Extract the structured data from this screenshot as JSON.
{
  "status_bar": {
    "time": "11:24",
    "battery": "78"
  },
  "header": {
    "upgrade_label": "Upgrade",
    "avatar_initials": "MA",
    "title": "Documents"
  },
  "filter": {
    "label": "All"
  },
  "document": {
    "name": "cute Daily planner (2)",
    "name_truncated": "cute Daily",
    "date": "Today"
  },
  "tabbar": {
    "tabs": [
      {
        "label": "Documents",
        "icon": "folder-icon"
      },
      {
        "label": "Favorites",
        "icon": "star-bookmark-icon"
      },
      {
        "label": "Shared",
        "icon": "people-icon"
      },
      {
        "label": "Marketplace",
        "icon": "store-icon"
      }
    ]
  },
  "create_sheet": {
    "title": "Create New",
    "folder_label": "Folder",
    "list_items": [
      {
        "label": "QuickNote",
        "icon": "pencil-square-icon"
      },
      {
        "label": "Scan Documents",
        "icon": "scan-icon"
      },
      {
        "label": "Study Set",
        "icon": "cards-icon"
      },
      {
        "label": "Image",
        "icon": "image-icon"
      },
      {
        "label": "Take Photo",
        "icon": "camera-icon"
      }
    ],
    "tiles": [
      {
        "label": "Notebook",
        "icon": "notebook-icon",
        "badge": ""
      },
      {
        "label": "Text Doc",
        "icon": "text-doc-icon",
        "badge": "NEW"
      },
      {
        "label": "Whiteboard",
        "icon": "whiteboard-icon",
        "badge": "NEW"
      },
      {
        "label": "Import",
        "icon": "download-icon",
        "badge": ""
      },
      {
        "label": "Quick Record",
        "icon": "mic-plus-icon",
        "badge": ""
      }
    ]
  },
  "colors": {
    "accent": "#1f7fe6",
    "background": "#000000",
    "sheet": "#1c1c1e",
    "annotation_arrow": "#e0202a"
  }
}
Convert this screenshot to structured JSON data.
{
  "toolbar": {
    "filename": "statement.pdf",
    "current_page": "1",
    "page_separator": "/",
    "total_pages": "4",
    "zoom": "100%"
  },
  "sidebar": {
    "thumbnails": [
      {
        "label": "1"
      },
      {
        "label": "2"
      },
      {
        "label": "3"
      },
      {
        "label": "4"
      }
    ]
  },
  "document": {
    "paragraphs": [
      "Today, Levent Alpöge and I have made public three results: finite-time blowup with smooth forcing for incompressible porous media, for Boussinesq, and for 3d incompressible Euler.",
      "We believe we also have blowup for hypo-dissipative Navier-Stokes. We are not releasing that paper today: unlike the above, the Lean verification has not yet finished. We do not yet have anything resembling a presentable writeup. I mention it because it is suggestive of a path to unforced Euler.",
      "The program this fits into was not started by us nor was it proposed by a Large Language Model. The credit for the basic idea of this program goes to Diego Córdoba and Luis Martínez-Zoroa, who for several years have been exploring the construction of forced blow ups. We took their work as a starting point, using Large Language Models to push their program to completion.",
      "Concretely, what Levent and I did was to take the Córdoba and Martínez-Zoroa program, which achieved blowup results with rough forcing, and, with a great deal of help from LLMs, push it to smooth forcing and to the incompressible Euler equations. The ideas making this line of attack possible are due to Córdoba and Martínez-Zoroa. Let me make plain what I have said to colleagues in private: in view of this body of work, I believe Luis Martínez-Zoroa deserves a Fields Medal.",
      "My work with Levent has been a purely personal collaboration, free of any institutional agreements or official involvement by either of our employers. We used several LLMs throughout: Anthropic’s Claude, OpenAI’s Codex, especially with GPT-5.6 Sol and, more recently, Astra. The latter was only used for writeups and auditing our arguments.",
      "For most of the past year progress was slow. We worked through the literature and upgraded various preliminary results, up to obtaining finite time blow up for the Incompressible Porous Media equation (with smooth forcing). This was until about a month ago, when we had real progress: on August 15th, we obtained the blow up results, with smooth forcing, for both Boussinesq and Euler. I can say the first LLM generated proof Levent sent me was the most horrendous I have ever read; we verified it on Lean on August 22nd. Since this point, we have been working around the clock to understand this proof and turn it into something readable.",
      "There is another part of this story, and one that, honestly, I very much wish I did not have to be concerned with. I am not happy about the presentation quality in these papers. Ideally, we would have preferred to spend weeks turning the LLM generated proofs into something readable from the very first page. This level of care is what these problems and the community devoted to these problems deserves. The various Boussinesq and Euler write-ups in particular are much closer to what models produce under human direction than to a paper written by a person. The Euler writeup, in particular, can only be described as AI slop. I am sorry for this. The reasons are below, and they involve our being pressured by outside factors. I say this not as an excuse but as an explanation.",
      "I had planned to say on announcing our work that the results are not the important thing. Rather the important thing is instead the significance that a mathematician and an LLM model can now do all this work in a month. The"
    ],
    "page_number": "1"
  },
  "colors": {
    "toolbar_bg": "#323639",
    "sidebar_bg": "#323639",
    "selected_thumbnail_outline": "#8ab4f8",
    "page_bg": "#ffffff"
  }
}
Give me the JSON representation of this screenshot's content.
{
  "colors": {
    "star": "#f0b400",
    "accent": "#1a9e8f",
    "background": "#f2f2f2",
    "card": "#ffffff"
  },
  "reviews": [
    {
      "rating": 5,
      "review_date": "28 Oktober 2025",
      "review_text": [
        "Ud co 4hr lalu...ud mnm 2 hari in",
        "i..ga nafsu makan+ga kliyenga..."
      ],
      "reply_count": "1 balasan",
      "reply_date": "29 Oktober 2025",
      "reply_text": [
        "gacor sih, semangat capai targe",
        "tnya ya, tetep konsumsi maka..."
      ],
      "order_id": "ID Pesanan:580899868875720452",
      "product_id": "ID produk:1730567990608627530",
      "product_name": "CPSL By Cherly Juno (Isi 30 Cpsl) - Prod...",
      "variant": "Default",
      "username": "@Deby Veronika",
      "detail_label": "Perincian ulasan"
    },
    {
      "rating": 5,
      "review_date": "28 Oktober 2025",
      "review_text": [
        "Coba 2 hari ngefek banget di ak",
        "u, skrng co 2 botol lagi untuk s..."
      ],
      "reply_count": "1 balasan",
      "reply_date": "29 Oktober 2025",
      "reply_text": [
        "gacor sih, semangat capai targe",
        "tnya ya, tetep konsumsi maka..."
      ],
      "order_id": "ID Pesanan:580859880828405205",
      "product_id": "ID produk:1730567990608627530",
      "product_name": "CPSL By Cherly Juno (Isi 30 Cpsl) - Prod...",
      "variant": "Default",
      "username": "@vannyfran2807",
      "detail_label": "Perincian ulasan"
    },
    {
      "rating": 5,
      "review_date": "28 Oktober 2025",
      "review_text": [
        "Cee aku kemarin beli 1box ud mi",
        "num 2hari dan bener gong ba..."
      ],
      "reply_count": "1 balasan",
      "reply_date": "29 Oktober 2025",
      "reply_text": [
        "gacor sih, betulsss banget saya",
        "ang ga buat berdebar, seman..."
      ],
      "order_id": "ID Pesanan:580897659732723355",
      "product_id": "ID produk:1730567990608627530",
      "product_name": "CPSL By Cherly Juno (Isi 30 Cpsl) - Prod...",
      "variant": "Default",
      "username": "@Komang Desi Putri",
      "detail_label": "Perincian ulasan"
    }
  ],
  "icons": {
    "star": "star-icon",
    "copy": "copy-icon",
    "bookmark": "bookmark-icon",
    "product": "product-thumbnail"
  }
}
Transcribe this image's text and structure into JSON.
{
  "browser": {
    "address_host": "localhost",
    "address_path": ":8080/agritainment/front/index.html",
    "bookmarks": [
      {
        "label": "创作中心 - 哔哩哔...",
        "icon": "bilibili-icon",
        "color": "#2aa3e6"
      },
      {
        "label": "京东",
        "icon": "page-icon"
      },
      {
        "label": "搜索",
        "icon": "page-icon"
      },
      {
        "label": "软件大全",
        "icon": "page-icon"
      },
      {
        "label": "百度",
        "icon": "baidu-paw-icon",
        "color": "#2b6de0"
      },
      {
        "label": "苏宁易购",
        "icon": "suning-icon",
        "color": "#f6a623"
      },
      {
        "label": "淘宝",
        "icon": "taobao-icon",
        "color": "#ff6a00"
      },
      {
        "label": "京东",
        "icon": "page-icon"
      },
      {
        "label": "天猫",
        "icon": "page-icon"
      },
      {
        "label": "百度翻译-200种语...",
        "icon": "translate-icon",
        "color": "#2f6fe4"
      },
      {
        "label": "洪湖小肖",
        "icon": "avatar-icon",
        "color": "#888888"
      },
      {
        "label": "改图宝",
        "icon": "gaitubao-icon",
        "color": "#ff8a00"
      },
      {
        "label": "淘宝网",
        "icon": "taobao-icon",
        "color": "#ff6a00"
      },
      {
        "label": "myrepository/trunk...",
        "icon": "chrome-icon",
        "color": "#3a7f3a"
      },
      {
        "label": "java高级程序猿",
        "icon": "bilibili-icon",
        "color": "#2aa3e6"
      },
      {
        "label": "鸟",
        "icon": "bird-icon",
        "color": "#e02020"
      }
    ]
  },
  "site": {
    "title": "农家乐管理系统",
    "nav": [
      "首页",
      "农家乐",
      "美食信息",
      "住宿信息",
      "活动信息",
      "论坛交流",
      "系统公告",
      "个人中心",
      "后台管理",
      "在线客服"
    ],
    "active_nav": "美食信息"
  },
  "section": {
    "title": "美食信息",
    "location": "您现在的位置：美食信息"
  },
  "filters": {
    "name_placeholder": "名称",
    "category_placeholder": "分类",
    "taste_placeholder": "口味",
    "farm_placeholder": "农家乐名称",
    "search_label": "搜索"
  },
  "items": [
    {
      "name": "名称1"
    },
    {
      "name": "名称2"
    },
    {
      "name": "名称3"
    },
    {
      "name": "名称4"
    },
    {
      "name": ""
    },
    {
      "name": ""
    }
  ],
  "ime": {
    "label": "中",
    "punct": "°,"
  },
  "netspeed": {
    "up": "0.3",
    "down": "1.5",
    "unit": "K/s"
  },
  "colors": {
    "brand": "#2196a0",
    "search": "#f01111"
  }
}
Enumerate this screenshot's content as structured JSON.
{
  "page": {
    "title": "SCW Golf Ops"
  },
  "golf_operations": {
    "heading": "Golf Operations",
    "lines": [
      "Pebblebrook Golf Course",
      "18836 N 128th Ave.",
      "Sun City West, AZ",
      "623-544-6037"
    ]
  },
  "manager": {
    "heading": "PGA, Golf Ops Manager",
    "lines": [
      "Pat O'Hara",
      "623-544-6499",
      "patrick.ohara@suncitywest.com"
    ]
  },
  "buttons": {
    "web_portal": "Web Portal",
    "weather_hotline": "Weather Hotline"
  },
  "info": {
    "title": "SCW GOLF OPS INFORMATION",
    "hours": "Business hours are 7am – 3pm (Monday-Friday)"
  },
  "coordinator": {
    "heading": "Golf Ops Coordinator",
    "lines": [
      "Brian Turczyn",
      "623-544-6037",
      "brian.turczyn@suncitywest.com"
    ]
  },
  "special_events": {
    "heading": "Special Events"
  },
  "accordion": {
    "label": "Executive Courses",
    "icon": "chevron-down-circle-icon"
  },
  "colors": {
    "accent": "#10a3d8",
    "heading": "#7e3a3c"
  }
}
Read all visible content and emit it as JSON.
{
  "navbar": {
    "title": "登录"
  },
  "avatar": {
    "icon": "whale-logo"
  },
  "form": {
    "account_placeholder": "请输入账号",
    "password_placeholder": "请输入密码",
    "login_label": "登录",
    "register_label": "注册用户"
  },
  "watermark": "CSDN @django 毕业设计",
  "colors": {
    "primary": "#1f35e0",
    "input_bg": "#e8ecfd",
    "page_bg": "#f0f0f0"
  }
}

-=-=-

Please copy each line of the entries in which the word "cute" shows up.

    "name": "cute Daily planner (2)",
    "name_truncated": "cute Daily",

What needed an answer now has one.